__GOAL OF THE EXERCISE__: Output each entry in full so that the result matches the data exactly.

---------- DATASET RECORDS ----------

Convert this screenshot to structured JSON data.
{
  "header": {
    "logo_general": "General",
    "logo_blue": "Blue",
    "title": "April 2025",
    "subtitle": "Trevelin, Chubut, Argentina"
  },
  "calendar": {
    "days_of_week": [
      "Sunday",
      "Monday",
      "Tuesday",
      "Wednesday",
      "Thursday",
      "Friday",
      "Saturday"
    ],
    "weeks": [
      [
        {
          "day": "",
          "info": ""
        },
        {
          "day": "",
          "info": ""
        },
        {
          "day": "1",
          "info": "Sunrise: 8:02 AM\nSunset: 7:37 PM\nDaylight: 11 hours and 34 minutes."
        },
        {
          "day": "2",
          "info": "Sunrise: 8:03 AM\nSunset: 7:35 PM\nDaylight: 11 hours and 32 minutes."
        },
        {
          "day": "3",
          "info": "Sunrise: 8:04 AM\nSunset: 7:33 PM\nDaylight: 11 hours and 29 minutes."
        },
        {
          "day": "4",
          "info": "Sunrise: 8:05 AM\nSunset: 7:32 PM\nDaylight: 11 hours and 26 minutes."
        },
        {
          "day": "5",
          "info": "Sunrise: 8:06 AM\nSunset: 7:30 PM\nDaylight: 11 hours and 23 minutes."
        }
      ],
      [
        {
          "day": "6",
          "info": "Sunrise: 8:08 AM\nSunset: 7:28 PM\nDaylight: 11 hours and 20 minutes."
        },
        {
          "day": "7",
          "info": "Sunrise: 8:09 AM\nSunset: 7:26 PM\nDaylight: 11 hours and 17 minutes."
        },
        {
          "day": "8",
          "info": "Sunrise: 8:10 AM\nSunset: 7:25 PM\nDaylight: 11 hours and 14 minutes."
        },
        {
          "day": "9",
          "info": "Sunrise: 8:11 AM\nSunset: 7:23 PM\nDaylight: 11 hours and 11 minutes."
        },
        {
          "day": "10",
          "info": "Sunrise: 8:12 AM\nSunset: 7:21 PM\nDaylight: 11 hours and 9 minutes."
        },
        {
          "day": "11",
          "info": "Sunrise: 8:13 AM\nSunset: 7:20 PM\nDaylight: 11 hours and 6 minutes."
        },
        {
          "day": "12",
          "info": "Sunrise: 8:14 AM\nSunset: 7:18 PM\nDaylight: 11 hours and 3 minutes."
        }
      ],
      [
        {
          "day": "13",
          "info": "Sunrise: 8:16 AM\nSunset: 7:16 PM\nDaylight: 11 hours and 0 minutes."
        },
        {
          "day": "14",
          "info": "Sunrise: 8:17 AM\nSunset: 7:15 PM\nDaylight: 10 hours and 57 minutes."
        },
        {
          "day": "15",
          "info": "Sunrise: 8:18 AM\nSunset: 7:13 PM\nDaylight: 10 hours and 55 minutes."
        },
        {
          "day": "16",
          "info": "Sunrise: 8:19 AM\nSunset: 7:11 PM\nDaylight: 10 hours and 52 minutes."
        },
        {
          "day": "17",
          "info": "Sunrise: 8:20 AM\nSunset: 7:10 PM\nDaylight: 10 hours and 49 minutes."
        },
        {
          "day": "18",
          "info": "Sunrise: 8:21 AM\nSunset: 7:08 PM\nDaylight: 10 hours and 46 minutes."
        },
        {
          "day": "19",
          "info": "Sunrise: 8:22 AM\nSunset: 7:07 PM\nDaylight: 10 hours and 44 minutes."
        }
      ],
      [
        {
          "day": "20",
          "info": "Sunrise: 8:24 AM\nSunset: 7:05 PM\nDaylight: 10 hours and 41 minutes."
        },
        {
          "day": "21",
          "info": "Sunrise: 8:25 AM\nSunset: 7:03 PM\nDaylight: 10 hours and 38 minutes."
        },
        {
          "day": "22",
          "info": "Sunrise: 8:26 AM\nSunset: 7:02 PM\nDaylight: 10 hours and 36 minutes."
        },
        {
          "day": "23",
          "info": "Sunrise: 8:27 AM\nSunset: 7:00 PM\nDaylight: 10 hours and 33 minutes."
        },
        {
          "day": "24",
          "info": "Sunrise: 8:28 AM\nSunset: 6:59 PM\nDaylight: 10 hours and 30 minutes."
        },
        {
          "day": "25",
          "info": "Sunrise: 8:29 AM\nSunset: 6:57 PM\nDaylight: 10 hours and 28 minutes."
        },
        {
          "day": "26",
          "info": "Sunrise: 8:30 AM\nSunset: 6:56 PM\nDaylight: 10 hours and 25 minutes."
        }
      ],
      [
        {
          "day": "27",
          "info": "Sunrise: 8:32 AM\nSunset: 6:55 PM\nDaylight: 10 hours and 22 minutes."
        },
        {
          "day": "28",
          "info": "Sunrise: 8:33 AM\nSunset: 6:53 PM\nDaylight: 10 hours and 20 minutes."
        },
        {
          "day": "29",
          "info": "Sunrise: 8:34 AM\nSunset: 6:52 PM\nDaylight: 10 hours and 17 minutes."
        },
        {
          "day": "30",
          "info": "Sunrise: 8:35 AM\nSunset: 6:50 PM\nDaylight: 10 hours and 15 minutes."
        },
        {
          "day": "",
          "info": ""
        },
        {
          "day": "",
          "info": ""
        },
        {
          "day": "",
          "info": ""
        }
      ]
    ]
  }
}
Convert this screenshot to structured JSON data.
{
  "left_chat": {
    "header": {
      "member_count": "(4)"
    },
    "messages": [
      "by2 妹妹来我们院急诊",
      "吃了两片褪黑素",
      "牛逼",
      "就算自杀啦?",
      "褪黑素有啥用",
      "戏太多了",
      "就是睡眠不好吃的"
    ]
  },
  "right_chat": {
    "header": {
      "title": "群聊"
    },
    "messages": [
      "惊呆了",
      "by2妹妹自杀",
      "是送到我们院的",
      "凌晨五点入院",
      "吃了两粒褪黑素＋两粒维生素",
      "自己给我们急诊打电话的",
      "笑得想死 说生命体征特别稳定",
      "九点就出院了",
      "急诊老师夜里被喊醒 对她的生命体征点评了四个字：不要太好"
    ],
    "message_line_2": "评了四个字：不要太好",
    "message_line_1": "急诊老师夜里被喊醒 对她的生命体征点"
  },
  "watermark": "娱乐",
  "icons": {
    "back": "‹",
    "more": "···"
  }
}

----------

__SOLUTION BELOW__:
Convert this screenshot to structured JSON data.
{
  "header": {
    "logo_general": "General",
    "logo_blue": "Blue",
    "title": "April 2025",
    "subtitle": "Trevelin, Chubut, Argentina"
  },
  "calendar": {
    "days_of_week": [
      "Sunday",
      "Monday",
      "Tuesday",
      "Wednesday",
      "Thursday",
      "Friday",
      "Saturday"
    ],
    "weeks": [
      [
        {
          "day": "",
          "info": ""
        },
        {
          "day": "",
          "info": ""
        },
        {
          "day": "1",
          "info": "Sunrise: 8:02 AM\nSunset: 7:37 PM\nDaylight: 11 hours and 34 minutes."
        },
        {
          "day": "2",
          "info": "Sunrise: 8:03 AM\nSunset: 7:35 PM\nDaylight: 11 hours and 32 minutes."
        },
        {
          "day": "3",
          "info": "Sunrise: 8:04 AM\nSunset: 7:33 PM\nDaylight: 11 hours and 29 minutes."
        },
        {
          "day": "4",
          "info": "Sunrise: 8:05 AM\nSunset: 7:32 PM\nDaylight: 11 hours and 26 minutes."
        },
        {
          "day": "5",
          "info": "Sunrise: 8:06 AM\nSunset: 7:30 PM\nDaylight: 11 hours and 23 minutes."
        }
      ],
      [
        {
          "day": "6",
          "info": "Sunrise: 8:08 AM\nSunset: 7:28 PM\nDaylight: 11 hours and 20 minutes."
        },
        {
          "day": "7",
          "info": "Sunrise: 8:09 AM\nSunset: 7:26 PM\nDaylight: 11 hours and 17 minutes."
        },
        {
          "day": "8",
          "info": "Sunrise: 8:10 AM\nSunset: 7:25 PM\nDaylight: 11 hours and 14 minutes."
        },
        {
          "day": "9",
          "info": "Sunrise: 8:11 AM\nSunset: 7:23 PM\nDaylight: 11 hours and 11 minutes."
        },
        {
          "day": "10",
          "info": "Sunrise: 8:12 AM\nSunset: 7:21 PM\nDaylight: 11 hours and 9 minutes."
        },
        {
          "day": "11",
          "info": "Sunrise: 8:13 AM\nSunset: 7:20 PM\nDaylight: 11 hours and 6 minutes."
        },
        {
          "day": "12",
          "info": "Sunrise: 8:14 AM\nSunset: 7:18 PM\nDaylight: 11 hours and 3 minutes."
        }
      ],
      [
        {
          "day": "13",
          "info": "Sunrise: 8:16 AM\nSunset: 7:16 PM\nDaylight: 11 hours and 0 minutes."
        },
        {
          "day": "14",
          "info": "Sunrise: 8:17 AM\nSunset: 7:15 PM\nDaylight: 10 hours and 57 minutes."
        },
        {
          "day": "15",
          "info": "Sunrise: 8:18 AM\nSunset: 7:13 PM\nDaylight: 10 hours and 55 minutes."
        },
        {
          "day": "16",
          "info": "Sunrise: 8:19 AM\nSunset: 7:11 PM\nDaylight: 10 hours and 52 minutes."
        },
        {
          "day": "17",
          "info": "Sunrise: 8:20 AM\nSunset: 7:10 PM\nDaylight: 10 hours and 49 minutes."
        },
        {
          "day": "18",
          "info": "Sunrise: 8:21 AM\nSunset: 7:08 PM\nDaylight: 10 hours and 46 minutes."
        },
        {
          "day": "19",
          "info": "Sunrise: 8:22 AM\nSunset: 7:07 PM\nDaylight: 10 hours and 44 minutes."
        }
      ],
      [
        {
          "day": "20",
          "info": "Sunrise: 8:24 AM\nSunset: 7:05 PM\nDaylight: 10 hours and 41 minutes."
        },
        {
          "day": "21",
          "info": "Sunrise: 8:25 AM\nSunset: 7:03 PM\nDaylight: 10 hours and 38 minutes."
        },
        {
          "day": "22",
          "info": "Sunrise: 8:26 AM\nSunset: 7:02 PM\nDaylight: 10 hours and 36 minutes."
        },
        {
          "day": "23",
          "info": "Sunrise: 8:27 AM\nSunset: 7:00 PM\nDaylight: 10 hours and 33 minutes."
        },
        {
          "day": "24",
          "info": "Sunrise: 8:28 AM\nSunset: 6:59 PM\nDaylight: 10 hours and 30 minutes."
        },
        {
          "day": "25",
          "info": "Sunrise: 8:29 AM\nSunset: 6:57 PM\nDaylight: 10 hours and 28 minutes."
        },
        {
          "day": "26",
          "info": "Sunrise: 8:30 AM\nSunset: 6:56 PM\nDaylight: 10 hours and 25 minutes."
        }
      ],
      [
        {
          "day": "27",
          "info": "Sunrise: 8:32 AM\nSunset: 6:55 PM\nDaylight: 10 hours and 22 minutes."
        },
        {
          "day": "28",
          "info": "Sunrise: 8:33 AM\nSunset: 6:53 PM\nDaylight: 10 hours and 20 minutes."
        },
        {
          "day": "29",
          "info": "Sunrise: 8:34 AM\nSunset: 6:52 PM\nDaylight: 10 hours and 17 minutes."
        },
        {
          "day": "30",
          "info": "Sunrise: 8:35 AM\nSunset: 6:50 PM\nDaylight: 10 hours and 15 minutes."
        },
        {
          "day": "",
          "info": ""
        },
        {
          "day": "",
          "info": ""
        },
        {
          "day": "",
          "info": ""
        }
      ]
    ]
  }
}
Convert this screenshot to structured JSON data.
{
  "left_chat": {
    "header": {
      "member_count": "(4)"
    },
    "messages": [
      "by2 妹妹来我们院急诊",
      "吃了两片褪黑素",
      "牛逼",
      "就算自杀啦?",
      "褪黑素有啥用",
      "戏太多了",
      "就是睡眠不好吃的"
    ]
  },
  "right_chat": {
    "header": {
      "title": "群聊"
    },
    "messages": [
      "惊呆了",
      "by2妹妹自杀",
      "是送到我们院的",
      "凌晨五点入院",
      "吃了两粒褪黑素＋两粒维生素",
      "自己给我们急诊打电话的",
      "笑得想死 说生命体征特别稳定",
      "九点就出院了",
      "急诊老师夜里被喊醒 对她的生命体征点评了四个字：不要太好"
    ],
    "message_line_2": "评了四个字：不要太好",
    "message_line_1": "急诊老师夜里被喊醒 对她的生命体征点"
  },
  "watermark": "娱乐",
  "icons": {
    "back": "‹",
    "more": "···"
  }
}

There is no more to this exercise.